# mar: c(bottom, left, top, right) gives the number of lines of margin on the four sides of the plot.

# parcel 116 is on the left
plot.means.fn(116, "acq-mb4AP_run-1_events.tsv", "run1_np2_L.txt");
plot.means.fn(116, "acq-mb4AP_run-1_events.tsv", "run2_np2_L.txt");
plot.means.fn(116, "acq-mb4PA_run-2_events.tsv", "run1_np2_L.txt");
plot.means.fn(116, "acq-mb4PA_run-2_events.tsv", "run2_np2_L.txt");


Notice how these timecourses are much flatter in the middle two plots than the first and fourth: why? This example is intended to show how different ways of writing the plotting function can change the likelihood of spotting (or introducing) an error. The first (better) version of the function took the run index (rid) as a parameter, and then used the variable to build both the events and parcel-average filenames, ensuring that the run used for both files always matches.

… the same for the default mode parcel (964):

options(repr.plot.width=9, repr.plot.height=3);  # specify plot size
layout(matrix(1:4, c(1,4)));  # have four images in one row
par(mar=c(2, 2.5, 1.5, 1), mgp=c(1.1, 0.2, 0), tcl=-0.3);   # specify plot margins, spacing
# mar: c(bottom, left, top, right) gives the number of lines of margin on the four sides of the plot.

# parcel 964 is on the right; parcels > 500 need _R.txt
plot.means.fn(964, "acq-mb4AP_run-1_events.tsv", "run1_np2_R.txt");
plot.means.fn(964, "acq-mb4AP_run-1_events.tsv", "run2_np2_R.txt");
plot.means.fn(964, "acq-mb4PA_run-2_events.tsv", "run1_np2_R.txt");
plot.means.fn(964, "acq-mb4PA_run-2_events.tsv", "run2_np2_R.txt");


Note how there isn’t an obvious difference between using the correct and incorrect event files with parcel 964 because it doesn’t have a clear effect in any case: control analyses work best with a strong, unambiguous signal.

### Full examples and additional notes#

The DMCC55B dataset descriptor paper supplemental files include buttons and ONs positive control analyses. Those links are to blog posts describing the supplemental materials, which reside at https://osf.io/vqe92/.

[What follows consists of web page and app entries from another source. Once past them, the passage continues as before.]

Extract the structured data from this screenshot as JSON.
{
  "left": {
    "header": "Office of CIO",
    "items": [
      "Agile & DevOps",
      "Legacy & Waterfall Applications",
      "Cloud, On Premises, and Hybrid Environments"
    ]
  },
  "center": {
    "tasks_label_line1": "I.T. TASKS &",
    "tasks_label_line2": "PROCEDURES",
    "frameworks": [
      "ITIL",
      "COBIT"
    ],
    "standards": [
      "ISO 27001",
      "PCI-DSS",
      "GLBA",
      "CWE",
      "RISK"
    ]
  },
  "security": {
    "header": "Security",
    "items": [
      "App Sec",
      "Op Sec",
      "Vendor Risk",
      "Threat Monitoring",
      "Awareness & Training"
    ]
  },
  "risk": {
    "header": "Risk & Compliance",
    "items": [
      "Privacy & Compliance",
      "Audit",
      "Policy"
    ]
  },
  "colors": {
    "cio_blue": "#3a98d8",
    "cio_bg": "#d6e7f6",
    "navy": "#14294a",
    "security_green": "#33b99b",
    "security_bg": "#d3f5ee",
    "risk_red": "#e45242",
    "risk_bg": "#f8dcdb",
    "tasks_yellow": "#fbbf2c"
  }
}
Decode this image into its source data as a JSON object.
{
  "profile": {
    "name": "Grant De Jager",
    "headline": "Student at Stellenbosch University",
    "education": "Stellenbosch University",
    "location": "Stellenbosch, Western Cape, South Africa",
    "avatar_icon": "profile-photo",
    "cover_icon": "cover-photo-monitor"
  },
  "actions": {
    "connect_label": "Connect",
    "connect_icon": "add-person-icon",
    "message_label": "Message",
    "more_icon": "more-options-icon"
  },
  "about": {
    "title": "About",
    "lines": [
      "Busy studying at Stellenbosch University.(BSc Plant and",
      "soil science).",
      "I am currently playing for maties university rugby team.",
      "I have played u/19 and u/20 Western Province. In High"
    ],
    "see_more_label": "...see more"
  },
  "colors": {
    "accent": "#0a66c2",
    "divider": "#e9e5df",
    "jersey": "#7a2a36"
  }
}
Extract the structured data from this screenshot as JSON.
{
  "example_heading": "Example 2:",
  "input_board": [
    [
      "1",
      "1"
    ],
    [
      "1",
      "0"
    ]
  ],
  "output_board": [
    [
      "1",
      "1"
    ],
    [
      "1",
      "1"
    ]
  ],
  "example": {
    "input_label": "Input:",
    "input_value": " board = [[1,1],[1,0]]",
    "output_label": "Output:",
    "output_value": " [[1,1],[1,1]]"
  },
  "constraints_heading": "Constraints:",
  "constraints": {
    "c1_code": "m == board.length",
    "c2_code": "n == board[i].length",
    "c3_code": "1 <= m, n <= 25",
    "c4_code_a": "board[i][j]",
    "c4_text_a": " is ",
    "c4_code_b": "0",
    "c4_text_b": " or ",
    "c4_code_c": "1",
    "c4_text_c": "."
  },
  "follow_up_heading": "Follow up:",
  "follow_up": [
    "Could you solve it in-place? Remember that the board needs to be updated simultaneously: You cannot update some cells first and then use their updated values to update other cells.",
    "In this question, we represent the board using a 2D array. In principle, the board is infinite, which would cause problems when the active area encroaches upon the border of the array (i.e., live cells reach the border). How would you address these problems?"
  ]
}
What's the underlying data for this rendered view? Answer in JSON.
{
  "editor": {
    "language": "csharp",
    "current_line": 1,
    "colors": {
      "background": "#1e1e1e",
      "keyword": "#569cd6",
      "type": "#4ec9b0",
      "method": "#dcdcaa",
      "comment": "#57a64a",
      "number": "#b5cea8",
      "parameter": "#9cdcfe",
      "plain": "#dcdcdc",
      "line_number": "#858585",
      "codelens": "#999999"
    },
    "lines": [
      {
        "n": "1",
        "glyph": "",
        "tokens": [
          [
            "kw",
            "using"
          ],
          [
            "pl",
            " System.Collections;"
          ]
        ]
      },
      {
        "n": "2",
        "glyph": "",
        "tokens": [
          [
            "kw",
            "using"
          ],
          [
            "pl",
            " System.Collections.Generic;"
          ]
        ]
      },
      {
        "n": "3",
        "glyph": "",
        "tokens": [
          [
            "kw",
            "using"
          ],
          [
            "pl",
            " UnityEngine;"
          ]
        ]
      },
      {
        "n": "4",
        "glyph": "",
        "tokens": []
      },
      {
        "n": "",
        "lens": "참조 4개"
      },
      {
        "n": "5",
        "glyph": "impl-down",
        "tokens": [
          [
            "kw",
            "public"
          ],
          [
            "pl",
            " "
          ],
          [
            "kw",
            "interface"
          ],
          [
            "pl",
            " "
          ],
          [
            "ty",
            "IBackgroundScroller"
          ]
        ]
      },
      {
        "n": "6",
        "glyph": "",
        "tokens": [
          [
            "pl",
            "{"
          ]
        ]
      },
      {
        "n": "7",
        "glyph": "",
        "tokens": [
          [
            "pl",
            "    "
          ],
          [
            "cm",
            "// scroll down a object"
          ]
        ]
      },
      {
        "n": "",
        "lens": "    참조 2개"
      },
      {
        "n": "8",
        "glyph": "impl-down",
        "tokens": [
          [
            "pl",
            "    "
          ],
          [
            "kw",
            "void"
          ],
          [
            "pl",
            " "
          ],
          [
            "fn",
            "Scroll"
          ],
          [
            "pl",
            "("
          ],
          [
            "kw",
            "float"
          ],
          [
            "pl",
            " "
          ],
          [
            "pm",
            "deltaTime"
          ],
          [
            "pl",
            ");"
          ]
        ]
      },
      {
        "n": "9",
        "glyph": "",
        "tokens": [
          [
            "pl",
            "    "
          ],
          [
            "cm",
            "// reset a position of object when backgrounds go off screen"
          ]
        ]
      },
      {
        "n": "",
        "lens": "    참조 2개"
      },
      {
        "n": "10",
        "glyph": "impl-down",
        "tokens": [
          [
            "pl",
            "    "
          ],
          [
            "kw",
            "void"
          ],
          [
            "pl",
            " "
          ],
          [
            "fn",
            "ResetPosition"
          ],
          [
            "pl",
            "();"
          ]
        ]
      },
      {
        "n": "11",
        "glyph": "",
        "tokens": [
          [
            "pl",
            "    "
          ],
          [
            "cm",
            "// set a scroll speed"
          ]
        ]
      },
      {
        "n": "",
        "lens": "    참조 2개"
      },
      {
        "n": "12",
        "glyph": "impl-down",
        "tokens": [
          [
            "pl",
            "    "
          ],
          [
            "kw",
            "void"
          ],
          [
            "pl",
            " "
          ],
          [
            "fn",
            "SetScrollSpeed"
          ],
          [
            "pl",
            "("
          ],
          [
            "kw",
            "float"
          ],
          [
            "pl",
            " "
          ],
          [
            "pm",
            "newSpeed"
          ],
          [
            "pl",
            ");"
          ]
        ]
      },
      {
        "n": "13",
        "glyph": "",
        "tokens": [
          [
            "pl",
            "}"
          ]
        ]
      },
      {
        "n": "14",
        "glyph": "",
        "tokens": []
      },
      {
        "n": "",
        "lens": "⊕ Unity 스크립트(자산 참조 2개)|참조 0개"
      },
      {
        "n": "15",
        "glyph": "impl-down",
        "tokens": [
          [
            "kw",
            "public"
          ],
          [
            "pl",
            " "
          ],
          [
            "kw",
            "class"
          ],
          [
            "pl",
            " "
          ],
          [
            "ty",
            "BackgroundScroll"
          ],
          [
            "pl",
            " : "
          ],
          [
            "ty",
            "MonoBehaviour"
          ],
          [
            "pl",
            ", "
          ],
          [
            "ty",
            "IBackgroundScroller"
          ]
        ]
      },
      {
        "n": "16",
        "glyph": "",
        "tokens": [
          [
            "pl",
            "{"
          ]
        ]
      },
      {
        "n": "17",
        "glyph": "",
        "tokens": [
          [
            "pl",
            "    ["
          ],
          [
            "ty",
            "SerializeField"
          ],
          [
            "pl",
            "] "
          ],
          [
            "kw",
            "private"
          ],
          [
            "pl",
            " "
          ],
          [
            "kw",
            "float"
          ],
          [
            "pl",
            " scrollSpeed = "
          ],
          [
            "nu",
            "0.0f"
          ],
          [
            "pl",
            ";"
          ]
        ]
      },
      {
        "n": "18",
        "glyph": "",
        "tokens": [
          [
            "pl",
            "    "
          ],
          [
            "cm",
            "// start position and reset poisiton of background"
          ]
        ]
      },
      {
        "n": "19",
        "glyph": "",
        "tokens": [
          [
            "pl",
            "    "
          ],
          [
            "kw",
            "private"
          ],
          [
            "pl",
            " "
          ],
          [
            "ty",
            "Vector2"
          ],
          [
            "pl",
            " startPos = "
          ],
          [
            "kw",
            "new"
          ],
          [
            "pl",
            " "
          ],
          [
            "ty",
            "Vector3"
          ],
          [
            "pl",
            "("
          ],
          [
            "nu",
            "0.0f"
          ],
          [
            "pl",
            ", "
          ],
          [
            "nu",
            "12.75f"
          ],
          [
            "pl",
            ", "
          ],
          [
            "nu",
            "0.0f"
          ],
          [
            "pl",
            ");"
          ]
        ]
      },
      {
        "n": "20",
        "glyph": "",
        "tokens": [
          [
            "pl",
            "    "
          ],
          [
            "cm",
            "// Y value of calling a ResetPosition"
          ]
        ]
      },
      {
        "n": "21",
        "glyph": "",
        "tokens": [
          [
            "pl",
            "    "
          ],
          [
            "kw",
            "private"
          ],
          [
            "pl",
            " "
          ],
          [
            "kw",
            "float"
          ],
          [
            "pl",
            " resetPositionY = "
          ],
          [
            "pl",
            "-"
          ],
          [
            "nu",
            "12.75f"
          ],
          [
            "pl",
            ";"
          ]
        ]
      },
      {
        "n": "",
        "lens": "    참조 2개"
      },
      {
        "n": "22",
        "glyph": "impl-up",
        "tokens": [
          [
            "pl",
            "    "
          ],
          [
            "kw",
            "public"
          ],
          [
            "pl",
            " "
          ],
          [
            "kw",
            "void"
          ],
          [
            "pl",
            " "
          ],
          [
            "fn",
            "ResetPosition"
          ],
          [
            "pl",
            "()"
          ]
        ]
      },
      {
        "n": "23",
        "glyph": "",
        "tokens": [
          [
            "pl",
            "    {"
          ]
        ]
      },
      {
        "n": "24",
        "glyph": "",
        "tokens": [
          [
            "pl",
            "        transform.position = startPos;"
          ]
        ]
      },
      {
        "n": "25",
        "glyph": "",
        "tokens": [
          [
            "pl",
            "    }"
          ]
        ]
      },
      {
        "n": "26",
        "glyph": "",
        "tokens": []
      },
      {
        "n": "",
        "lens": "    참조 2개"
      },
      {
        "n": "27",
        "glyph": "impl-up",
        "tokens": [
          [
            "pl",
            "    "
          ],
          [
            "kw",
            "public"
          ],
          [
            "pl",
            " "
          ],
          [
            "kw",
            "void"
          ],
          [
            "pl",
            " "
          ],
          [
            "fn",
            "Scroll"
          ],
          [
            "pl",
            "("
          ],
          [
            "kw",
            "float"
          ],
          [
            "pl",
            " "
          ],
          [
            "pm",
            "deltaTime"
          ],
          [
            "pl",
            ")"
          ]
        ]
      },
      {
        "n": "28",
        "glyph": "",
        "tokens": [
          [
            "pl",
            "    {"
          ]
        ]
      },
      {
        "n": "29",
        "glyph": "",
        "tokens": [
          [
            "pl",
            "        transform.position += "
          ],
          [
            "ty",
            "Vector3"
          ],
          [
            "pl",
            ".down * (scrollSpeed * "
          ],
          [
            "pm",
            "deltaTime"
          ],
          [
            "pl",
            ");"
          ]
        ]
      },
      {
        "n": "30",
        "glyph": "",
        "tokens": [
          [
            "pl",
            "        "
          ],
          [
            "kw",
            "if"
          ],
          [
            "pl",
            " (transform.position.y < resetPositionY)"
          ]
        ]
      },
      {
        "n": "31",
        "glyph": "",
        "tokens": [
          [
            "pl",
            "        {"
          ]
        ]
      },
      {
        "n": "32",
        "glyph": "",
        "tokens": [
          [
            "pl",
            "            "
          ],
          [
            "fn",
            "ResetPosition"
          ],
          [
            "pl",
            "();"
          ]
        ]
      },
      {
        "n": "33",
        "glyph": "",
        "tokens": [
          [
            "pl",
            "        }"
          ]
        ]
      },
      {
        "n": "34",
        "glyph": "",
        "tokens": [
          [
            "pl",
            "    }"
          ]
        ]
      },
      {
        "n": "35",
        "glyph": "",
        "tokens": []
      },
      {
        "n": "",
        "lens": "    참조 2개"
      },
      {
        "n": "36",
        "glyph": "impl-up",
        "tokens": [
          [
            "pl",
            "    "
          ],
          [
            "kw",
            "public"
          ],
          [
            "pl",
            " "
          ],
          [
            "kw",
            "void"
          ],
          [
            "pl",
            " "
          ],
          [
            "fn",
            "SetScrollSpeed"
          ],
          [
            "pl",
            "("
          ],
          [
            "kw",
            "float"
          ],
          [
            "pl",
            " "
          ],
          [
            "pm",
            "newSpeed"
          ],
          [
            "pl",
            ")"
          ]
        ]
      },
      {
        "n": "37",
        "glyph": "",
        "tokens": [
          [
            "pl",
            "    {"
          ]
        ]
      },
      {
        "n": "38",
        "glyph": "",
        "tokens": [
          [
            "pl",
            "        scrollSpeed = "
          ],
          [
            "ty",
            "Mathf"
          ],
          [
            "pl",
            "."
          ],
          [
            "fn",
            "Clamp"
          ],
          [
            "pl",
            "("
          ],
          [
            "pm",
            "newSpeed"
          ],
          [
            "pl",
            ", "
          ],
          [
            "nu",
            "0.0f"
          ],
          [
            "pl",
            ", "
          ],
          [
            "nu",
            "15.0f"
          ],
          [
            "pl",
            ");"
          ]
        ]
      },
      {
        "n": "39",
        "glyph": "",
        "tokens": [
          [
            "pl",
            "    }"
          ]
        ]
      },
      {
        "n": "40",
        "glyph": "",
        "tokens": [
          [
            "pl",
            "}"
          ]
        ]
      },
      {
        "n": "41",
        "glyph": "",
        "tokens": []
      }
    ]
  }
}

The parcel-average timecourse files for this example were made using the code in the first block of controlAnalysis_prep.R, which uses readGIfTI to read each gifti file created by fmriprep preprocessing, write it into a temporary .1D text matrix file, and then calls AFNI’s 3dDetrend function to normalize and detrend each vertex’s timecourse. (At the time of writing, 3dDetrend does not accept gifti image inputs, so the “1D” text files are a work-around.)

The second step is to make parcel-average timecourses with AFNI’s 3dROIstats. The code and necessary input files for this is in the startup code chunk of controlAnalysis_ONs.rnw. This uses the 1000-parcel, 17-network Schaefer parcellation.

Aside: it’s quite possible to do all of this without calling AFNI, implementing the normalize, detrending, and averaging steps entirely in R. I prefer using the AFNI functions, however, to avoid introducing errors, and for clarity; in general, I suggest using established functions and programs whenever possible.